In the wake of the violence in Charlottesville, President Donald Trump has come under fire for not immediately and clearly condemning American racists. It's not the first time. Reveal reporter Will Carless describes how Trump and those close to him have often played down the threat of violence committed by white supremacists across the country.

Next, Reveal host Al Letson talks to Christian Picciolini who co-founded Life After Hate – a nonprofit organization that helps members of white nationalist organizations leave behind a life of violence. Picciolini was a skinhead for eight years, but was able to extricate himself from the group. He talks about how young people are recruited by hate groups and warns that while many white supremacists have learned to put on a “media friendly face,” the discussions behind closed doors remain very violent.

One of the most prominent white supremacists in Charlottesville was Richard Spencer. He has made it pretty clear that the violence last week will only galvanize his movement further. We revisit Al's interview with Spencer in which they discuss whether the rhetoric and the actions of his movement for a white ethnostate are inciting violence.

The Trump administration frames terrorism in America as a problem perpetuated by radical Muslims and as such, ignores the dozens of instances of terrorism committed by radical right-wing groups.
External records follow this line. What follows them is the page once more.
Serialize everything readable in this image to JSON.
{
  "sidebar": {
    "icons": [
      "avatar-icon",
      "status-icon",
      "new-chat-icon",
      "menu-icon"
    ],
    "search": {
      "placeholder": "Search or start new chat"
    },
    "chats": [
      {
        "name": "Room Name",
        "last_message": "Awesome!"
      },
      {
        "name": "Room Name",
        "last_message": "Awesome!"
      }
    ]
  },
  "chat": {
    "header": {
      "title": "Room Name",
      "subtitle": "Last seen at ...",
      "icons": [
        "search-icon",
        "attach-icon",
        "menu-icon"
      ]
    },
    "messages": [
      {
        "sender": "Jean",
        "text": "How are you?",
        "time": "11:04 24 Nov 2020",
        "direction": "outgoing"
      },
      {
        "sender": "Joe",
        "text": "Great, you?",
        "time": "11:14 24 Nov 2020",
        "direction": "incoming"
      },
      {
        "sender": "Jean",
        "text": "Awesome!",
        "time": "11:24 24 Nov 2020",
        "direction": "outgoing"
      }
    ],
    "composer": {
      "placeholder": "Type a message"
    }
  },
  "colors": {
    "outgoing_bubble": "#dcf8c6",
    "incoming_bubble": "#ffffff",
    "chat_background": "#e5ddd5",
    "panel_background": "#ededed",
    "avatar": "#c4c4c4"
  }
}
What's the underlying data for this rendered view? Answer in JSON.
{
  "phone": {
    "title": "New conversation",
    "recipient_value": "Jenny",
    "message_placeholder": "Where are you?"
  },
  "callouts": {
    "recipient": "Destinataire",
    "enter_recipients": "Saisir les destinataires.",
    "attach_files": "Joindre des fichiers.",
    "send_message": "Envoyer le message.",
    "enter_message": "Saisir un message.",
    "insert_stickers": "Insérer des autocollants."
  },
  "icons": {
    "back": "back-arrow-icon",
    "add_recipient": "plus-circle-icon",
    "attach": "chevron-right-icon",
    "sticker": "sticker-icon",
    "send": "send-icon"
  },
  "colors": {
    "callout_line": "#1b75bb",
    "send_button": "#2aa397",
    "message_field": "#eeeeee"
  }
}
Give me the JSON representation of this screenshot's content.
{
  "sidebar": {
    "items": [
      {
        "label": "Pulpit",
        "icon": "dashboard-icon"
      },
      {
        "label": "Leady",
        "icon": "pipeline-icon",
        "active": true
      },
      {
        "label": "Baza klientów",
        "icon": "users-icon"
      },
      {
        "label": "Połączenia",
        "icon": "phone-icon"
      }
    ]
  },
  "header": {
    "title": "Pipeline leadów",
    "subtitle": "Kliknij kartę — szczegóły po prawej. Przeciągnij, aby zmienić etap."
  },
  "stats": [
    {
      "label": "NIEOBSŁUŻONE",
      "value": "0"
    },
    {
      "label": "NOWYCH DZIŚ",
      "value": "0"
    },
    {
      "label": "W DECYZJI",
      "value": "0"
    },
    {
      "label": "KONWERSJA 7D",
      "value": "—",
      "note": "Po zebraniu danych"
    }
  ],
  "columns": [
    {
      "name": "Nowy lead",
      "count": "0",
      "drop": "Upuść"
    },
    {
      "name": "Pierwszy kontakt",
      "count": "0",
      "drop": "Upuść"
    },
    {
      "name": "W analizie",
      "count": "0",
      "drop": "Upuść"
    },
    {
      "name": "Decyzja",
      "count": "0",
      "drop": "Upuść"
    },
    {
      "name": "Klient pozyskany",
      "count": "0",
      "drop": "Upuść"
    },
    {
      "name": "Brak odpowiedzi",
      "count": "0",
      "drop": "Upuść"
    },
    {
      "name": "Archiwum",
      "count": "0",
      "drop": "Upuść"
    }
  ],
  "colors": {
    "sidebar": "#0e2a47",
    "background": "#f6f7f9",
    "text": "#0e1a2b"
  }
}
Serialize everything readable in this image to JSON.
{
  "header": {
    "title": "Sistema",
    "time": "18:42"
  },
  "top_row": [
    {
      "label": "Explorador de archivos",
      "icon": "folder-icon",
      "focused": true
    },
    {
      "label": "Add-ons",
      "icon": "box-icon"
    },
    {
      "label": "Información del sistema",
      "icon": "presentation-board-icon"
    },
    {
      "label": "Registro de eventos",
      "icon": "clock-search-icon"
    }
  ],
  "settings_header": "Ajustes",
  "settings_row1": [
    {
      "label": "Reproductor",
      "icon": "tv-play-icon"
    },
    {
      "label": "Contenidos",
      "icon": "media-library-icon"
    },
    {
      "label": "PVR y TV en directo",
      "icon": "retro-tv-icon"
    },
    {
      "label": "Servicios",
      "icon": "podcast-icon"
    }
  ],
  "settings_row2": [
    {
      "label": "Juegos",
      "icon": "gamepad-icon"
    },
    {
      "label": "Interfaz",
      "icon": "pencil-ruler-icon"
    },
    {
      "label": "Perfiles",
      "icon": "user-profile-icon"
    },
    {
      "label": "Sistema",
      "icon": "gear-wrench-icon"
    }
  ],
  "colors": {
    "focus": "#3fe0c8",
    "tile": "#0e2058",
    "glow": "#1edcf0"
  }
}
We revisit Al's interview with terrorism expert Daryl Johnson who explains that right-wing extremists are responsible for nearly twice as many domestic terrorism incidents as those who claim to act in the name of Islam.

Finally, we look at the Trump administration's take on another racially charged issue: college admissions. Recently, the Department of Justice said it plans to hire attorneys to investigate “intentional race-based discrimination in college and university admissions.” Al speaks with legal strategist Edward Blum who has filed lawsuits challenging race-based college admissions.

Image: Michael I Schiller for Reveal



Al Letson